Entries from a dataset of interfaces
┌────────

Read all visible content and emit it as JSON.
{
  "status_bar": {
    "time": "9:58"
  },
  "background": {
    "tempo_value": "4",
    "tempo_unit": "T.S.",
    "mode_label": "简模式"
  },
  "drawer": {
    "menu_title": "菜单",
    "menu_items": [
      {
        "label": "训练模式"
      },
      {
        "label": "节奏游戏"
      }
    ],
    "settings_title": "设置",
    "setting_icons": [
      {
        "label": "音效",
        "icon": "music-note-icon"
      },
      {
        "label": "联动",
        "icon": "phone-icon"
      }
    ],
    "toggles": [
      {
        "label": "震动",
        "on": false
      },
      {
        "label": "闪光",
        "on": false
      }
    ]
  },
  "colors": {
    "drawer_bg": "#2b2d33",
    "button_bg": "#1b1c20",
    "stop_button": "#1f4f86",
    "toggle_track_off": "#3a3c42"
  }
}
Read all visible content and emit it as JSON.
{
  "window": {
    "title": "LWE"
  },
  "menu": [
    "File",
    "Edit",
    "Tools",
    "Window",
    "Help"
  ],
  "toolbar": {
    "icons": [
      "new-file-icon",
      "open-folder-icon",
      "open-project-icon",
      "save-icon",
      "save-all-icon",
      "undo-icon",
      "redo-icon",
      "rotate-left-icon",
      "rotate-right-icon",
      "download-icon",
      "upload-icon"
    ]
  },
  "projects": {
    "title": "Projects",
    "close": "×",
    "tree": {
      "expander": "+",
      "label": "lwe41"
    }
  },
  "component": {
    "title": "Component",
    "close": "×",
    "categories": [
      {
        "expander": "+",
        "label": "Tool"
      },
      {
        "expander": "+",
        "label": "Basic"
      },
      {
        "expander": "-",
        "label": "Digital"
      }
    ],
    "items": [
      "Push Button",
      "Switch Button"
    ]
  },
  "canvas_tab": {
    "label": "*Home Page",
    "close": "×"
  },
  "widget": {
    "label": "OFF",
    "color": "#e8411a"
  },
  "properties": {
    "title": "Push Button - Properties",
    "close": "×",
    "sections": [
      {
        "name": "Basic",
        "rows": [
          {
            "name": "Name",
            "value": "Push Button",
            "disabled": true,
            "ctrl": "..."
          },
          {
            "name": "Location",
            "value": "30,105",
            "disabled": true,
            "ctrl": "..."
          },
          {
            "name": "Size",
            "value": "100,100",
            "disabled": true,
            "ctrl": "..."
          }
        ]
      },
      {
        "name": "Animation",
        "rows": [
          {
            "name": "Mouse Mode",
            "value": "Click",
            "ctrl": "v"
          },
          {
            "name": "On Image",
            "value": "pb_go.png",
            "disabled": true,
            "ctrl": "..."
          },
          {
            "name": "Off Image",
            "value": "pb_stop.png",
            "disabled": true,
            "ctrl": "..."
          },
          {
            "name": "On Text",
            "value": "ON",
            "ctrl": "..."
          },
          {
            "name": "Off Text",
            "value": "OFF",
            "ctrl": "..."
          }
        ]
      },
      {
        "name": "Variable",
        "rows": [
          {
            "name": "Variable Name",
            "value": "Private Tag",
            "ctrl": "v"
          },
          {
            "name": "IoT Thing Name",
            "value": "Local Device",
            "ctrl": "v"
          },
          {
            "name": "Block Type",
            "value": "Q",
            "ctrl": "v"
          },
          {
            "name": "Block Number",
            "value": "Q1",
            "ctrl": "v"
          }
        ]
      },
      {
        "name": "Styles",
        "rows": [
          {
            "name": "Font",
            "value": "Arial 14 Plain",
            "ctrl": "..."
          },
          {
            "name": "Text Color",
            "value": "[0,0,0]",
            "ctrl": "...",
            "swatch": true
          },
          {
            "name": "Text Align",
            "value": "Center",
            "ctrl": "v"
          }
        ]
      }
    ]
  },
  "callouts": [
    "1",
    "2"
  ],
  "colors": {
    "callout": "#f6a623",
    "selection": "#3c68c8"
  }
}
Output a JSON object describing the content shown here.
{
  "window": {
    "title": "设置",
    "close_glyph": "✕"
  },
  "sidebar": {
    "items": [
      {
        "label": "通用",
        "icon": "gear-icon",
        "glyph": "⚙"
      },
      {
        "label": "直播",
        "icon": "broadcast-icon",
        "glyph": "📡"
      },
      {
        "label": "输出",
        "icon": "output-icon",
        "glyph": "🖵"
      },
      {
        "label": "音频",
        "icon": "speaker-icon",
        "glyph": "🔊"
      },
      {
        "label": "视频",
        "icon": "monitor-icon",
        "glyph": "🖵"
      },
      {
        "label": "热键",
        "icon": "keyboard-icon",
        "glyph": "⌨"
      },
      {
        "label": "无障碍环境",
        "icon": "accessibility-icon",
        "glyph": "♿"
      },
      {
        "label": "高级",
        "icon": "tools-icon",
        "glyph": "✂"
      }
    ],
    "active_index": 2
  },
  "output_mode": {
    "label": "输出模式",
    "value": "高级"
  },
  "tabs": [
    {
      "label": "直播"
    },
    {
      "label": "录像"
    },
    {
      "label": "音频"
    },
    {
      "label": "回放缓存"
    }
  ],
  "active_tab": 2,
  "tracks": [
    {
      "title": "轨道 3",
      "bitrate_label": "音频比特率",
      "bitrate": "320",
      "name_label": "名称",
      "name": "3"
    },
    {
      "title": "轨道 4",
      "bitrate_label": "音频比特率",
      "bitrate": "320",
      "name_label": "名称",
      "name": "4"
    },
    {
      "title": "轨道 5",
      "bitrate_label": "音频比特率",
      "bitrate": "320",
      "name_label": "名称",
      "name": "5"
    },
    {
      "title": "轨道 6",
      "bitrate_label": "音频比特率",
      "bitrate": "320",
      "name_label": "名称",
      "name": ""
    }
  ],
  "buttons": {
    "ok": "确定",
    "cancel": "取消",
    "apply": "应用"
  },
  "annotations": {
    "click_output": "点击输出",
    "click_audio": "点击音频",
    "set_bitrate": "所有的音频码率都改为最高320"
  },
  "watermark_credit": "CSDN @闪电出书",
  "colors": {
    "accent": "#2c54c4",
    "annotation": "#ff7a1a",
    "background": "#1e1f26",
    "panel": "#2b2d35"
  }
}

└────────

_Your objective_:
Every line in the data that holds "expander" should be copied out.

_Worked solution_:
      "expander": "+",
        "expander": "+",
        "expander": "+",
        "expander": "-",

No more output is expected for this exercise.